Serna v. Texas Department of State Health Services is a pioneering lawsuit which championed children born in the United States to undocumented parents. This lawsuit challenged a Texas policy that made it impossible for undocumented immigrant parents to obtain certified copies of birth certificates for their Texas-born children. This article argues that, by requiring forms of identification out of reach for most undocumented immigrants to apply for a certified copy of a birth certificate in Texas, the State deprived the U.S. citizen children of their rights. The case focuses on Texas, but the issue transcends state lines, and this article looks at the requirements for applying for a certified copy a birth certificate throughout the United States and the implications of these policies for U.S.-born children of undocumented parents. Using Serna as a backdrop, this article considers how unreasonably denying citizens access to their birth certificates interferes with the full rights of their citizenship. To do so, this article explores the arguments made by both parties in Serna to recommend strategies for advocates and sympathetic policy-makers to remove barriers preventing undocumented immigrants from obtaining their children’s birth certificates.

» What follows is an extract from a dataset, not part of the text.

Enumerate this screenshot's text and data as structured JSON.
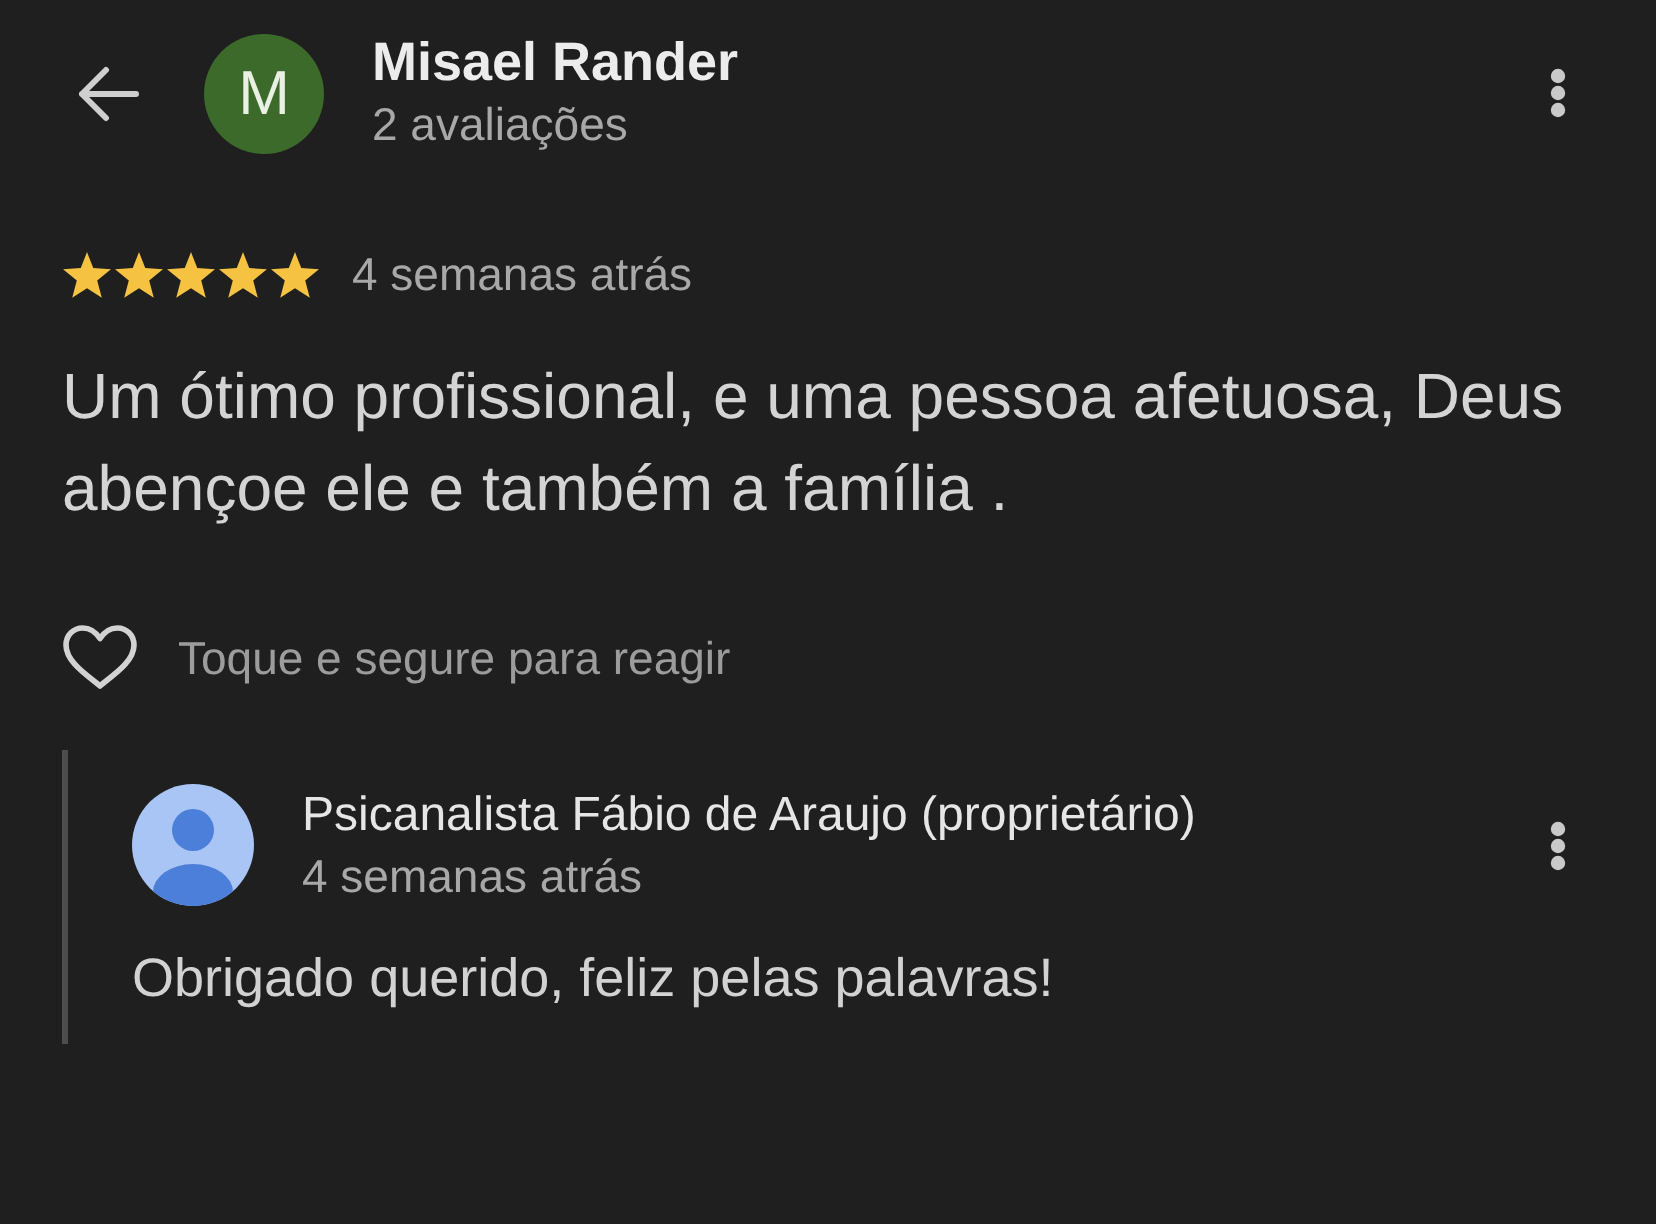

Voting rights advocates should explore section 11(b) of the Voting Rights Act as a vehicle to combat voter intimidation.
DOJ guidance for mentally impaired detainees in immigration removal proceedings should be amended to provide counsel at earlier signs of incompetence.
Mandatory arbitration for guestworkers, a uniquely vulnerable group, will result in class inequality and worse conditions for all workers.
This article aims to point out that the understanding of freedom in the U.S. legal system is too narrow since it disregards other significant aspects of freedom.